There's nothing like patriotism to stir on a team - but without it, Spain's mysterious under-achievement over the years (given the quality that has stalked its ranks), is difficult to explain away on any other grounds.
Myths abound. 'La Furia Española' (The Spanish Fury) is a legend that implies that its teams have been traditionally tough, full of no-nonsense characters ready to die for the cause. The phrase dates back to 1920 when the team took the silver medal at the Antwerp Olympics, after a bloody battle against the Swedes.

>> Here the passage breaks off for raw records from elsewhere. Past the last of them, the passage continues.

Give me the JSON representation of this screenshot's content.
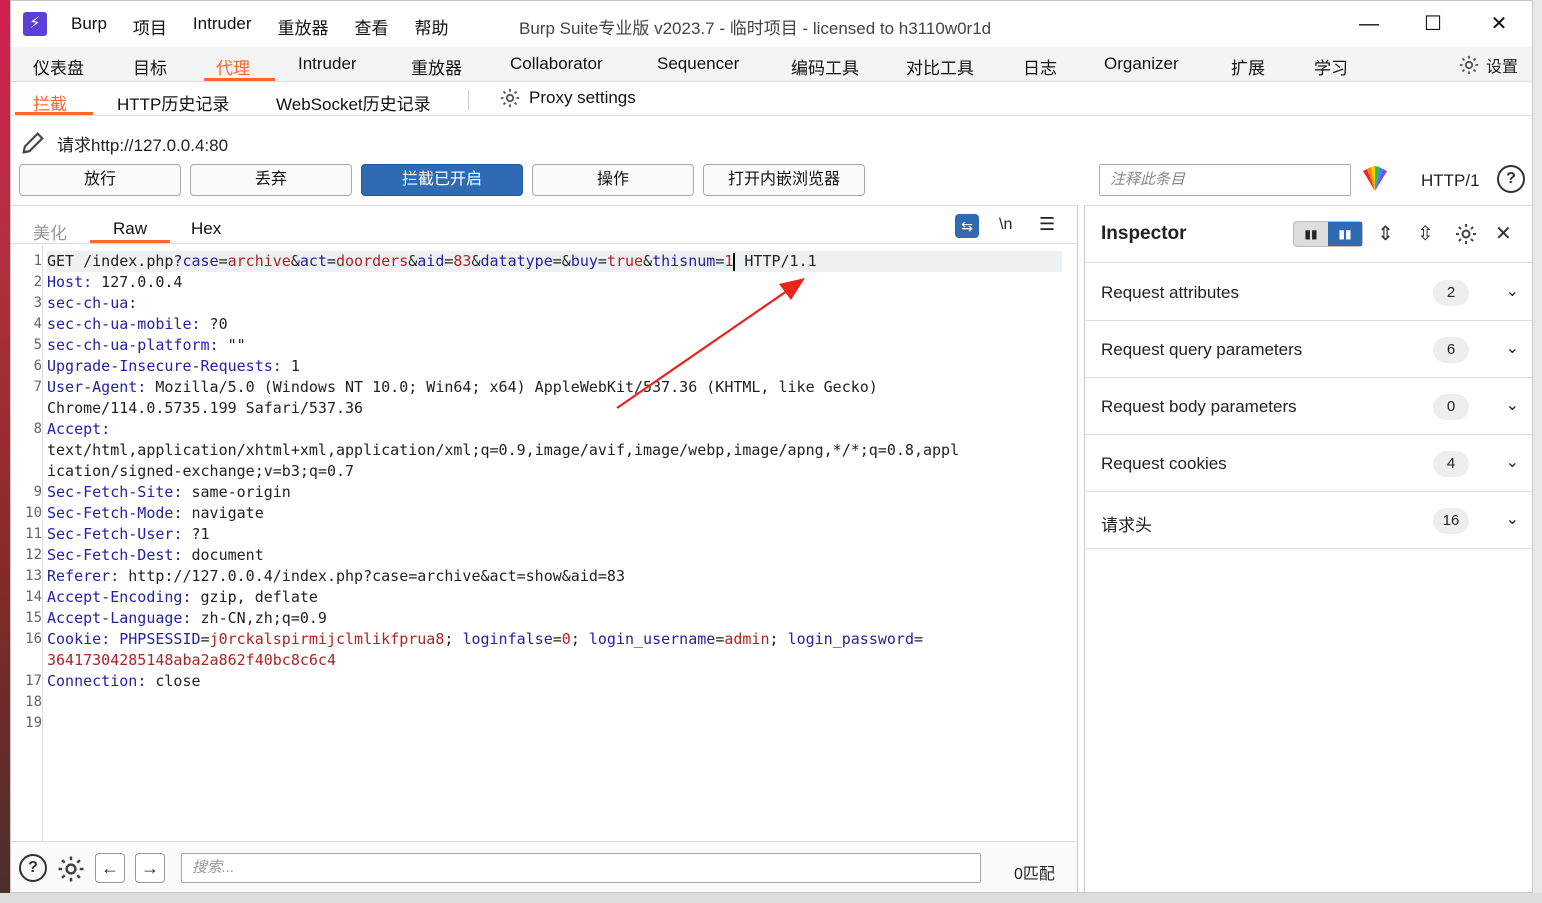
{
  "window": {
    "title": "Burp Suite专业版  v2023.7 - 临时项目 - licensed to h3110w0r1d",
    "logo": "⚡",
    "menu": [
      "Burp",
      "项目",
      "Intruder",
      "重放器",
      "查看",
      "帮助"
    ],
    "controls": {
      "minimize": "—",
      "maximize": "☐",
      "close": "✕"
    }
  },
  "main_tabs": [
    "仪表盘",
    "目标",
    "代理",
    "Intruder",
    "重放器",
    "Collaborator",
    "Sequencer",
    "编码工具",
    "对比工具",
    "日志",
    "Organizer",
    "扩展",
    "学习"
  ],
  "settings_label": "设置",
  "proxy_tabs": {
    "intercept": "拦截",
    "history": "HTTP历史记录",
    "websocket": "WebSocket历史记录",
    "settings": "Proxy settings"
  },
  "request_label": "请求http://127.0.0.4:80",
  "buttons": {
    "forward": "放行",
    "drop": "丢弃",
    "intercept": "拦截已开启",
    "action": "操作",
    "browser": "打开内嵌浏览器"
  },
  "comment_placeholder": "注释此条目",
  "http_version": "HTTP/1",
  "editor_tabs": {
    "pretty": "美化",
    "raw": "Raw",
    "hex": "Hex",
    "newline": "\\n"
  },
  "request_lines": [
    "1",
    "2",
    "3",
    "4",
    "5",
    "6",
    "7",
    "",
    "8",
    "",
    "",
    "9",
    "10",
    "11",
    "12",
    "13",
    "14",
    "15",
    "16",
    "",
    "17",
    "18",
    "19"
  ],
  "request": {
    "l1_method": "GET /index.php?",
    "l1_p1k": "case",
    "l1_p1v": "archive",
    "l1_p2k": "act",
    "l1_p2v": "doorders",
    "l1_p3k": "aid",
    "l1_p3v": "83",
    "l1_p4k": "datatype",
    "l1_p4v": "",
    "l1_p5k": "buy",
    "l1_p5v": "true",
    "l1_p6k": "thisnum",
    "l1_p6v": "1",
    "l1_proto": " HTTP/1.1",
    "host_k": "Host",
    "host_v": " 127.0.0.4",
    "ua_k": "sec-ch-ua",
    "ua_v": "",
    "mob_k": "sec-ch-ua-mobile",
    "mob_v": " ?0",
    "plat_k": "sec-ch-ua-platform",
    "plat_v": " \"\"",
    "uir_k": "Upgrade-Insecure-Requests",
    "uir_v": " 1",
    "agent_k": "User-Agent",
    "agent_v": " Mozilla/5.0 (Windows NT 10.0; Win64; x64) AppleWebKit/537.36 (KHTML, like Gecko)",
    "agent_v2": "Chrome/114.0.5735.199 Safari/537.36",
    "accept_k": "Accept",
    "accept_v1": "text/html,application/xhtml+xml,application/xml;q=0.9,image/avif,image/webp,image/apng,*/*;q=0.8,appl",
    "accept_v2": "ication/signed-exchange;v=b3;q=0.7",
    "site_k": "Sec-Fetch-Site",
    "site_v": " same-origin",
    "mode_k": "Sec-Fetch-Mode",
    "mode_v": " navigate",
    "user_k": "Sec-Fetch-User",
    "user_v": " ?1",
    "dest_k": "Sec-Fetch-Dest",
    "dest_v": " document",
    "ref_k": "Referer",
    "ref_v": " http://127.0.0.4/index.php?case=archive&act=show&aid=83",
    "enc_k": "Accept-Encoding",
    "enc_v": " gzip, deflate",
    "lang_k": "Accept-Language",
    "lang_v": " zh-CN,zh;q=0.9",
    "cookie_k": "Cookie",
    "c1k": "PHPSESSID",
    "c1v": "j0rckalspirmijclmlikfprua8",
    "c2k": "loginfalse",
    "c2v": "0",
    "c3k": "login_username",
    "c3v": "admin",
    "c4k": "login_password",
    "c4v": "36417304285148aba2a862f40bc8c6c4",
    "conn_k": "Connection",
    "conn_v": " close"
  },
  "search_placeholder": "搜索...",
  "matches": "0匹配",
  "inspector": {
    "title": "Inspector",
    "rows": [
      {
        "label": "Request attributes",
        "count": "2"
      },
      {
        "label": "Request query parameters",
        "count": "6"
      },
      {
        "label": "Request body parameters",
        "count": "0"
      },
      {
        "label": "Request cookies",
        "count": "4"
      },
      {
        "label": "请求头",
        "count": "16"
      }
    ]
  },
  "colors": {
    "accent": "#ff6633",
    "primary": "#2f6ab4",
    "header_key": "#2322a8",
    "param_value": "#b22222",
    "arrow": "#e8241c"
  }
}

The problem with this phrase, still used by the Spanish press today, is that of the eleven players in the team that day, nine were Basque and the other two were Catalans. Calling this the 'Spanish' fury is, let us say, rather dodgy on cultural grounds, and yet the phrase lies at the heart of Spain's footballing identity.
|“||Because there is no consensus over the nature of the Spanish state, there is no consensus over the national team. ”|
|— Diego Torres|
Imagine them winning the World Cup, with nine of the players from Scotland and two from Wales (for example), and the victory forever referred to as 'English'. That is essentially what has happed in Spain.
Scotland, Wales and Northern Island have been devolved greater powers in the past few years, but they still possess less autonomous legislative powers than the Basque Country and Catalonia. That's a fact. It's just that Spain has continued to call itself 'Spain', instead of calling itself the 'United Kingdom of Iberia' or something - with apologies to Portugal.
The fact that those three countries can play in the World Cup and Euskadi cannot is a conundrum that needs solving. Euskadi's 'free association' with Spain would simply mean that its players could choose who they wanted to play for, and that would be an end to the matter. There's not enough space here to compare other anomalies (The Faroe Islands for example) with the denial of official status to the two communities under the microscope, but there is a twist to this tale.
My friend the barman reckons that the granting of official status to teams like Wales and Scotland (in a variety of sports) has actually given those nations a focus, and given them a conduit for their patriotism - lessening the chances of terrorism and nationalist mayhem. Northern Ireland is a more complex case, but it's an interesting thought.
Because if the barman's right, then the granting of similar footballing status to such traditionally awkward chaps as the Basques and the Catalans might have the same effect - and not only that, it might eventually lead to the strengthening of the concept of what is 'Spain' - with those two funny regions speaking funny languages finally placated and playing each other in the World Cup final (in Madrid?) - having just beaten Tibet and Gibraltar in the semi-finals.
To conclude this tricky issue, it all depends on whether you view Sunday's game as a unifying or a divisive act, and everyone's entitled to their opinions.
Football could eventually save Spain from itself, but only if people are prepared to sit around the table.
That, unfortunately, has never been easy here.